Most offers also include earnest deposit money, the amount you put down before closing on a home to show your seriousness about purchasing. Earnest deposit money is typically 1% to 3% of the home’s sale price. If you buy the house, your earnest money goes toward your down payment and closing costs. If you agree and later cancel, you lose your deposit.
The seller will respond to the offer in one of these ways: accept, reject, or give you a counteroffer.
Negotiations are allowed in this stage of the home-buying process. Your real estate agent can handle the negotiations. Once you agree with the seller on the offer, you can move to the next phase 一, appraisal and inspection.
8. Get Preapproved
Once you settle on a lender, it’s time to get pre-approved for a mortgage. A mortgage preapproval is an official letter stating how much the lender will loan you. It puts you in a much stronger position when making an offer since home sellers view you as a serious buyer. Most sellers won’t take on a buyer if they haven’t been preapproved. The preapproval typically lasts 60 to 90 days, after which it expires.
It’s important to note that preapprovals result in a hard inquiry in your credit report. Getting pre-approved by multiple lenders shouldn’t hurt your credit as long as you do it within a specific time frame, typically 30 days.
You can also get a loan estimate form along with the preapproval letter. While the form isn’t final, you can use it to compare lenders’ rates, fees, and other costs.
Just because you got preapproved doesn’t mean you’ll close on the loan.
9. Lock in Your Rate
When you’ve found your dream house or a lender and got preapproved, you’ll want to lock in your best rate. When you lock in your rate, your interest rate won’t change between the offer and closing. However, you’ll need to close within a specific time frame.
10. Don’t Skip the Home Inspection
Even if the home you want to buy looks like it has no fault, hiring a home inspector is vital. Having a trained professional do a home inspection of the property will save you money in the long run.
A home inspector will look at the property for quality, safety, and overall condition. They’ll ensure the roof is not leaking and the appliances are working, test electrical systems, and much more.
After the inspection, you’ll get the results, containing a list of the problems found in the house. You can ask the home seller to fix the issues before you close on the home. If you can’t reach an agreement, you may want to start another home search.
You also have the option to include a home inspection contingency in your home purchase. A contingency protects you as you won’t lose your earnest deposit money if the home inspection shows major issues.
Get Preapproved for a CrossCountry Mortgage
Looking to purchase a home? CrossCountry Mortgage makes it easy. It’s simple to get preapproved for a mortgage. You can choose from a variety of loans, including FHA loans, FHA 203(k) home loans, VA home loans, USDA home loans, fixed-rate mortgages, adjustable-rate mortgages, jumbo mortgages and manufactured homes.

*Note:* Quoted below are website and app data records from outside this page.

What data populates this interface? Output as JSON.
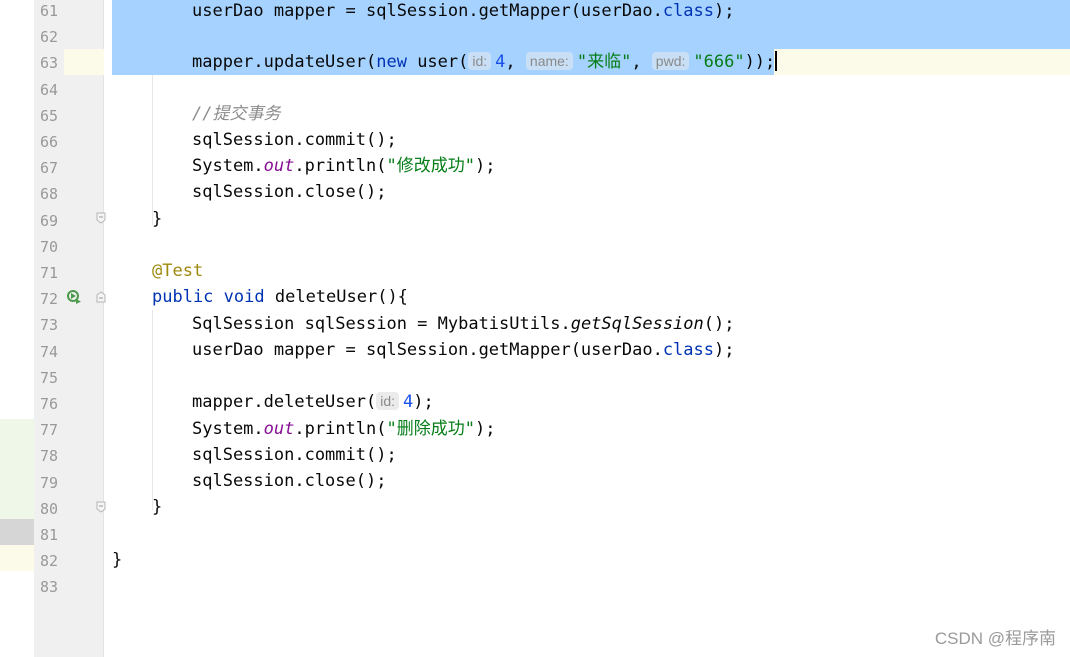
{
  "editor": {
    "lines": [
      {
        "n": "61"
      },
      {
        "n": "62"
      },
      {
        "n": "63"
      },
      {
        "n": "64"
      },
      {
        "n": "65"
      },
      {
        "n": "66"
      },
      {
        "n": "67"
      },
      {
        "n": "68"
      },
      {
        "n": "69"
      },
      {
        "n": "70"
      },
      {
        "n": "71"
      },
      {
        "n": "72"
      },
      {
        "n": "73"
      },
      {
        "n": "74"
      },
      {
        "n": "75"
      },
      {
        "n": "76"
      },
      {
        "n": "77"
      },
      {
        "n": "78"
      },
      {
        "n": "79"
      },
      {
        "n": "80"
      },
      {
        "n": "81"
      },
      {
        "n": "82"
      },
      {
        "n": "83"
      }
    ],
    "code": {
      "l61": {
        "a": "userDao mapper = sqlSession.getMapper(userDao.",
        "kw": "class",
        "b": ");"
      },
      "l63": {
        "a": "mapper.updateUser(",
        "kw": "new",
        "b": " user(",
        "h1": "id:",
        "num": "4",
        "c": ", ",
        "h2": "name:",
        "s1": "\"来临\"",
        "d": ", ",
        "h3": "pwd:",
        "s2": "\"666\"",
        "e": "));"
      },
      "l65": {
        "cmt": "//提交事务"
      },
      "l66": {
        "a": "sqlSession.commit();"
      },
      "l67": {
        "a": "System.",
        "fld": "out",
        "b": ".println(",
        "str": "\"修改成功\"",
        "c": ");"
      },
      "l68": {
        "a": "sqlSession.close();"
      },
      "l69": {
        "a": "}"
      },
      "l71": {
        "ann": "@Test"
      },
      "l72": {
        "kw1": "public",
        "sp": " ",
        "kw2": "void",
        "b": " deleteUser(){",
        "name": "deleteUser"
      },
      "l73": {
        "a": "SqlSession sqlSession = MybatisUtils.",
        "it": "getSqlSession",
        "b": "();"
      },
      "l74": {
        "a": "userDao mapper = sqlSession.getMapper(userDao.",
        "kw": "class",
        "b": ");"
      },
      "l76": {
        "a": "mapper.deleteUser(",
        "h1": "id:",
        "num": "4",
        "b": ");"
      },
      "l77": {
        "a": "System.",
        "fld": "out",
        "b": ".println(",
        "str": "\"删除成功\"",
        "c": ");"
      },
      "l78": {
        "a": "sqlSession.commit();"
      },
      "l79": {
        "a": "sqlSession.close();"
      },
      "l80": {
        "a": "}"
      },
      "l82": {
        "a": "}"
      }
    }
  },
  "watermark": "CSDN @程序南",
  "colors": {
    "selection": "#a6d2ff",
    "keyword": "#0033b3",
    "string": "#067d17",
    "number": "#1750eb",
    "annotation": "#9e880d",
    "field": "#871094",
    "comment": "#8c8c8c"
  }
}
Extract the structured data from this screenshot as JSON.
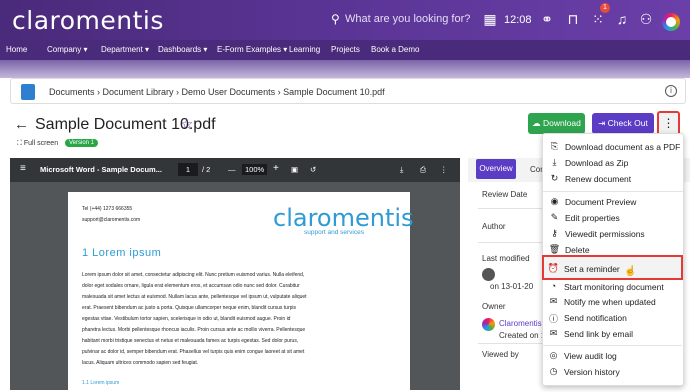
{
  "topbar": {
    "logo": "claromentis",
    "search_placeholder": "What are you looking for?",
    "time": "12:08",
    "notification_count": "1"
  },
  "nav": [
    "Home",
    "Company ▾",
    "Department ▾",
    "Dashboards ▾",
    "E-Form Examples ▾",
    "Learning",
    "Projects",
    "Book a Demo"
  ],
  "breadcrumb": "Documents › Document Library › Demo User Documents › Sample Document 10.pdf",
  "document": {
    "title": "Sample Document 10.pdf",
    "full_screen": "Full screen",
    "version": "Version 1"
  },
  "buttons": {
    "download": "Download",
    "check_out": "Check Out",
    "more": "⋮"
  },
  "viewer": {
    "filename": "Microsoft Word - Sample Docum...",
    "page_current": "1",
    "page_total": "/ 2",
    "zoom": "100%"
  },
  "page": {
    "tel": "Tel (+44) 1273 666355",
    "email": "support@claromentis.com",
    "logo": "claromentis",
    "logo_sub": "support and services",
    "heading": "1   Lorem ipsum",
    "lines": [
      "Lorem ipsum dolor sit amet, consectetur adipiscing elit. Nunc pretium euismod varius. Nulla eleifend,",
      "dolor eget sodales ornare, ligula erat elementum eros, et accumsan odio nunc sed dolor. Curabitur",
      "malesuada sit amet lectus at euismod. Nullam lacus ante, pellentesque vel ipsum ut, vulputate aliquet",
      "erat. Praesent bibendum ac justo a porta. Quisque ullamcorper neque enim, blandit cursus turpis",
      "egestas vitae. Vestibulum tortor sapien, scelerisque in odio ut, blandit euismod augue. Proin id",
      "pharetra lectus. Morbi pellentesque rhoncus iaculis. Proin cursus ante ac mollis viverra. Pellentesque",
      "habitant morbi tristique senectus et netus et malesuada fames ac turpis egestas. Sed dolor purus,",
      "pulvinar ac dolor id, semper bibendum erat. Phasellus vel turpis quis enim congue laoreet at sit amet",
      "lacus. Aliquam ultrices commodo sapien sed feugiat."
    ],
    "subheading": "1.1   Lorem ipsum"
  },
  "sidepanel": {
    "tab_overview": "Overview",
    "tab_comments": "Cor",
    "review_date": "Review Date",
    "author": "Author",
    "last_modified": "Last modified",
    "modified_on": "on 13-01-20",
    "owner": "Owner",
    "owner_name": "Claromentis A",
    "owner_created": "Created on 1:",
    "viewed_by": "Viewed by"
  },
  "menu": [
    {
      "icon": "⎘",
      "label": "Download document as a PDF"
    },
    {
      "icon": "⤓",
      "label": "Download as Zip"
    },
    {
      "icon": "↻",
      "label": "Renew document"
    },
    {
      "icon": "◉",
      "label": "Document Preview"
    },
    {
      "icon": "✎",
      "label": "Edit properties"
    },
    {
      "icon": "⚷",
      "label": "Viewedit permissions"
    },
    {
      "icon": "🗑",
      "label": "Delete"
    },
    {
      "icon": "⏰",
      "label": "Set a reminder"
    },
    {
      "icon": "◔",
      "label": "Start monitoring document"
    },
    {
      "icon": "✉",
      "label": "Notify me when updated"
    },
    {
      "icon": "ⓘ",
      "label": "Send notification"
    },
    {
      "icon": "✉",
      "label": "Send link by email"
    },
    {
      "icon": "◎",
      "label": "View audit log"
    },
    {
      "icon": "◷",
      "label": "Version history"
    }
  ],
  "colors": {
    "brand": "#5b3596",
    "download": "#2ea44f",
    "checkout": "#5b3cc4",
    "highlight": "#e53935"
  }
}
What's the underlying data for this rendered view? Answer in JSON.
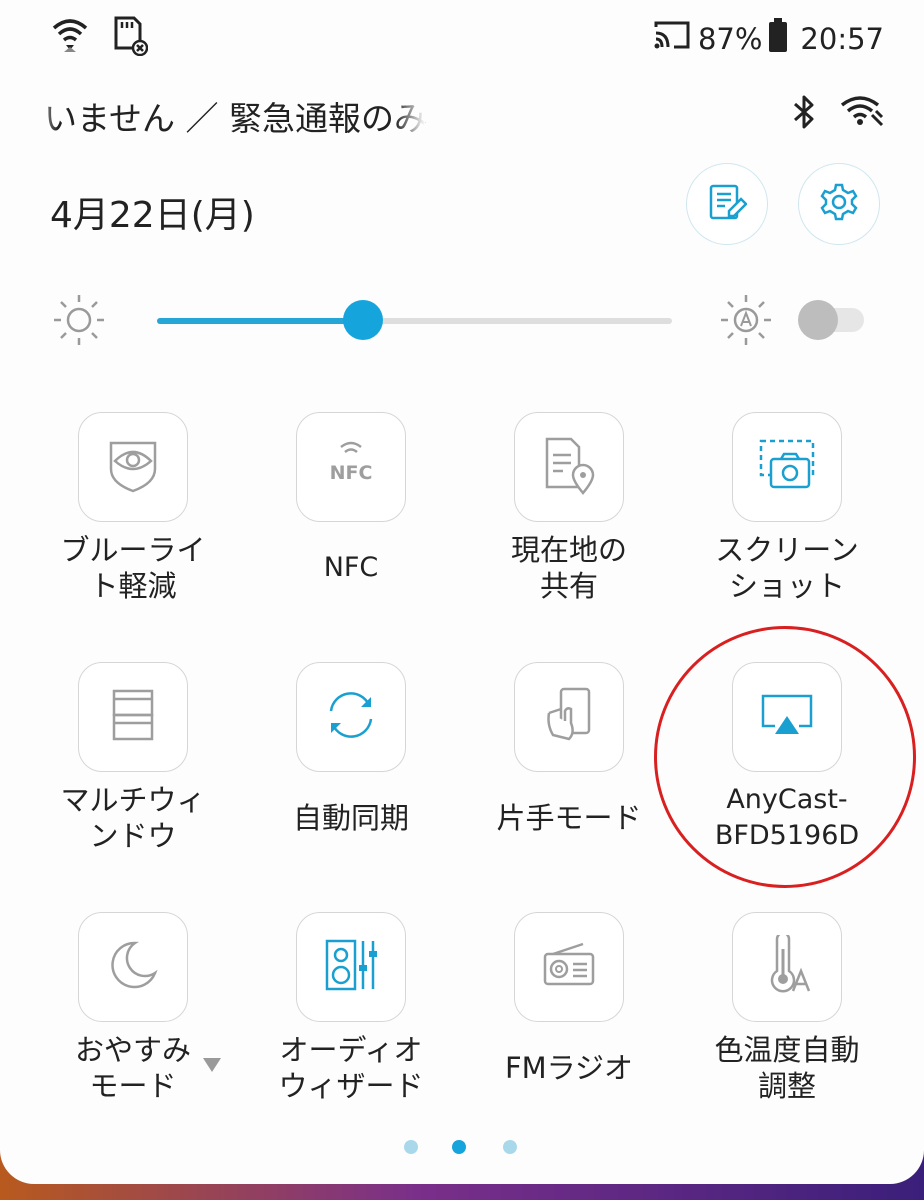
{
  "status_bar": {
    "battery_percent": "87%",
    "time": "20:57",
    "icons": [
      "wifi-icon",
      "sd-card-error-icon",
      "cast-icon",
      "battery-icon"
    ]
  },
  "carrier": {
    "text": "いません ／ 緊急通報のみ",
    "icons": [
      "bluetooth-icon",
      "wifi-settings-icon"
    ]
  },
  "header": {
    "date": "4月22日(月)",
    "buttons": [
      "edit-tiles-icon",
      "settings-icon"
    ]
  },
  "brightness": {
    "level": 0.4,
    "auto": false,
    "icons": [
      "brightness-icon",
      "auto-brightness-icon"
    ]
  },
  "tiles": [
    {
      "label": "ブルーライ\nト軽減",
      "icon": "eye-shield-icon",
      "active": false
    },
    {
      "label": "NFC",
      "icon": "nfc-icon",
      "active": false
    },
    {
      "label": "現在地の\n共有",
      "icon": "location-share-icon",
      "active": false
    },
    {
      "label": "スクリーン\nショット",
      "icon": "screenshot-icon",
      "active": true
    },
    {
      "label": "マルチウィ\nンドウ",
      "icon": "multiwindow-icon",
      "active": false
    },
    {
      "label": "自動同期",
      "icon": "sync-icon",
      "active": true
    },
    {
      "label": "片手モード",
      "icon": "one-hand-icon",
      "active": false
    },
    {
      "label": "AnyCast-\nBFD5196D",
      "icon": "anycast-icon",
      "active": true
    },
    {
      "label": "おやすみ\nモード",
      "icon": "moon-icon",
      "active": false
    },
    {
      "label": "オーディオ\nウィザード",
      "icon": "audio-wizard-icon",
      "active": true
    },
    {
      "label": "FMラジオ",
      "icon": "radio-icon",
      "active": false
    },
    {
      "label": "色温度自動\n調整",
      "icon": "color-temp-icon",
      "active": false
    }
  ],
  "pager": {
    "current": 2,
    "total": 3
  },
  "colors": {
    "accent": "#16a4dc",
    "inactive_icon": "#9e9e9e",
    "annotation": "#d92020"
  }
}
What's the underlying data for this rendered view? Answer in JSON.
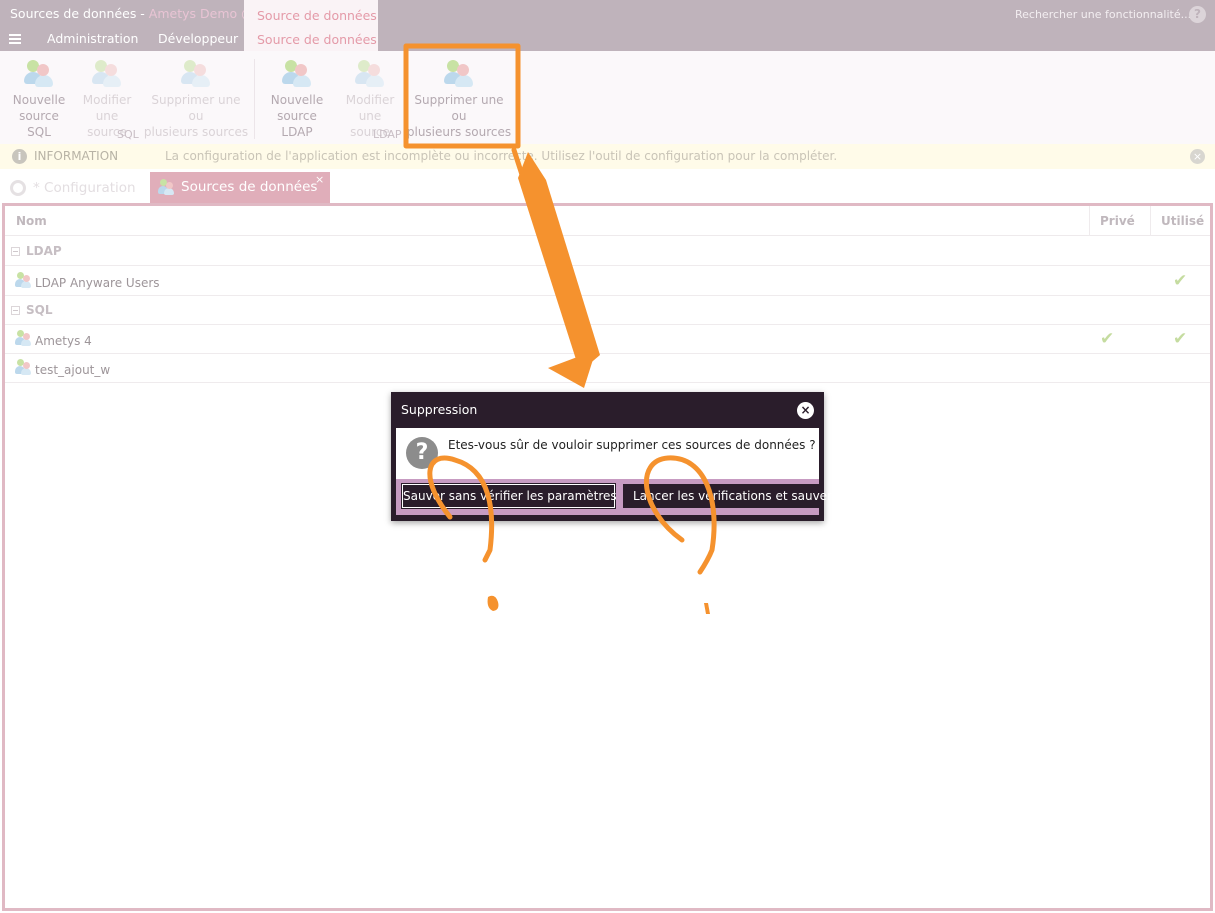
{
  "titlebar": {
    "app_title": "Sources de données - ",
    "app_subtitle": "Ametys Demo @A...",
    "contextual_tab_group": "Source de données",
    "contextual_tab": "Source de données",
    "menu_tabs": [
      "Administration",
      "Développeur"
    ],
    "search_placeholder": "Rechercher une fonctionnalité...",
    "help": "?"
  },
  "ribbon": {
    "sql_group": {
      "label": "SQL",
      "buttons": [
        {
          "label_l1": "Nouvelle",
          "label_l2": "source SQL",
          "enabled": true
        },
        {
          "label_l1": "Modifier",
          "label_l2": "une source",
          "enabled": false
        },
        {
          "label_l1": "Supprimer une ou",
          "label_l2": "plusieurs sources",
          "enabled": false
        }
      ]
    },
    "ldap_group": {
      "label": "LDAP",
      "buttons": [
        {
          "label_l1": "Nouvelle",
          "label_l2": "source LDAP",
          "enabled": true
        },
        {
          "label_l1": "Modifier",
          "label_l2": "une source",
          "enabled": false
        },
        {
          "label_l1": "Supprimer une ou",
          "label_l2": "plusieurs sources",
          "enabled": true
        }
      ]
    }
  },
  "infobar": {
    "label": "INFORMATION",
    "message": "La configuration de l'application est incomplète ou incorrecte. Utilisez l'outil de configuration pour la compléter.",
    "close": "×"
  },
  "tabs": {
    "config": "* Configuration",
    "datasources": "Sources de données",
    "close": "×"
  },
  "grid": {
    "columns": [
      "Nom",
      "Privé",
      "Utilisé"
    ],
    "groups": [
      {
        "name": "LDAP",
        "rows": [
          {
            "name": "LDAP Anyware Users",
            "private": false,
            "used": true
          }
        ]
      },
      {
        "name": "SQL",
        "rows": [
          {
            "name": "Ametys 4",
            "private": true,
            "used": true
          },
          {
            "name": "test_ajout_w",
            "private": false,
            "used": false
          }
        ]
      }
    ],
    "check_glyph": "✔"
  },
  "dialog": {
    "title": "Suppression",
    "close": "×",
    "icon": "?",
    "message": "Etes-vous sûr de vouloir supprimer ces sources de données ?",
    "button_save_no_check": "Sauver sans vérifier les paramètres",
    "button_check_and_save": "Lancer les vérifications et sauver"
  },
  "annotation": {
    "color": "#f5922e"
  }
}
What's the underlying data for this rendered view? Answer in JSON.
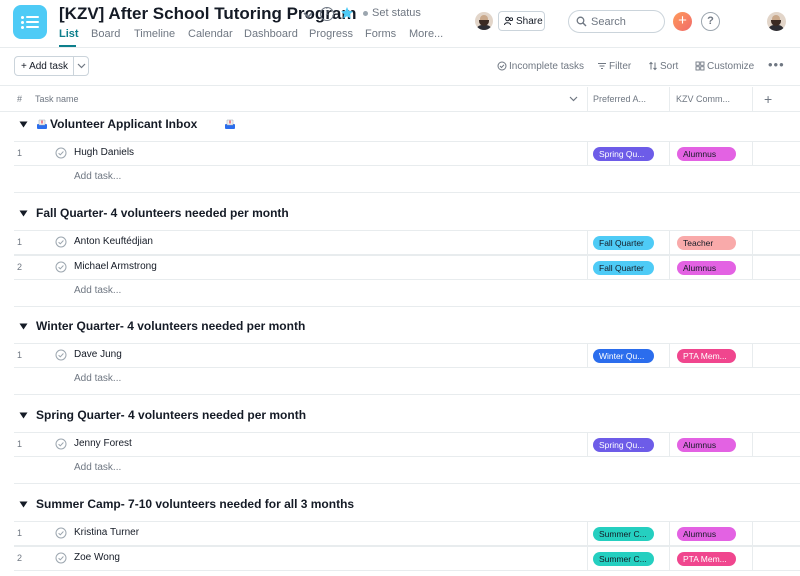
{
  "header": {
    "project_title": "[KZV] After School Tutoring Program",
    "set_status": "Set status",
    "share_label": "Share",
    "search_placeholder": "Search",
    "help_label": "?",
    "plus_label": "+",
    "tabs": [
      {
        "label": "List",
        "active": true
      },
      {
        "label": "Board"
      },
      {
        "label": "Timeline"
      },
      {
        "label": "Calendar"
      },
      {
        "label": "Dashboard"
      },
      {
        "label": "Progress"
      },
      {
        "label": "Forms"
      },
      {
        "label": "More..."
      }
    ],
    "accent_color": "#0d7f8c"
  },
  "toolbar": {
    "add_task": "+ Add task",
    "incomplete": "Incomplete tasks",
    "filter": "Filter",
    "sort": "Sort",
    "customize": "Customize",
    "more": "•••"
  },
  "columns": {
    "index": "#",
    "task_name": "Task name",
    "preferred": "Preferred A...",
    "kzv": "KZV Comm...",
    "add": "+"
  },
  "add_task_row": "Add task...",
  "sections": [
    {
      "title": "Volunteer Applicant Inbox",
      "has_inbox_emoji": true,
      "tasks": [
        {
          "index": "1",
          "name": "Hugh Daniels",
          "preferred": "Spring Qu...",
          "preferred_color": "#6d5ce8",
          "kzv": "Alumnus",
          "kzv_color": "#e362e3"
        }
      ]
    },
    {
      "title": "Fall Quarter- 4 volunteers needed per month",
      "tasks": [
        {
          "index": "1",
          "name": "Anton Keuftédjian",
          "preferred": "Fall Quarter",
          "preferred_color": "#4ecbf6",
          "kzv": "Teacher",
          "kzv_color": "#f9aaaa"
        },
        {
          "index": "2",
          "name": "Michael Armstrong",
          "preferred": "Fall Quarter",
          "preferred_color": "#4ecbf6",
          "kzv": "Alumnus",
          "kzv_color": "#e362e3"
        }
      ]
    },
    {
      "title": "Winter Quarter- 4 volunteers needed per month",
      "tasks": [
        {
          "index": "1",
          "name": "Dave Jung",
          "preferred": "Winter Qu...",
          "preferred_color": "#2b6ded",
          "kzv": "PTA Mem...",
          "kzv_color": "#f0468e"
        }
      ]
    },
    {
      "title": "Spring Quarter- 4 volunteers needed per month",
      "tasks": [
        {
          "index": "1",
          "name": "Jenny Forest",
          "preferred": "Spring Qu...",
          "preferred_color": "#6d5ce8",
          "kzv": "Alumnus",
          "kzv_color": "#e362e3"
        }
      ]
    },
    {
      "title": "Summer Camp- 7-10 volunteers needed for all 3 months",
      "tasks": [
        {
          "index": "1",
          "name": "Kristina Turner",
          "preferred": "Summer C...",
          "preferred_color": "#25cfc0",
          "kzv": "Alumnus",
          "kzv_color": "#e362e3"
        },
        {
          "index": "2",
          "name": "Zoe Wong",
          "preferred": "Summer C...",
          "preferred_color": "#25cfc0",
          "kzv": "PTA Mem...",
          "kzv_color": "#f0468e"
        }
      ]
    }
  ]
}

By getting preapproved with CrossCountry Mortgage, you’ll better understand what you can afford and the peace of mind that comes with knowing your loan is in good hands. Plus, you’ll be matched with a dedicated mortgage loan officer to guide you through the entire process and answer any questions you may have. And if you are a first-time home buyer, ask them for their grants and credits to help you make your homeownership dream come true. Reach out to the CrossCountry Mortgage team with no obligation by filling out this simple online form.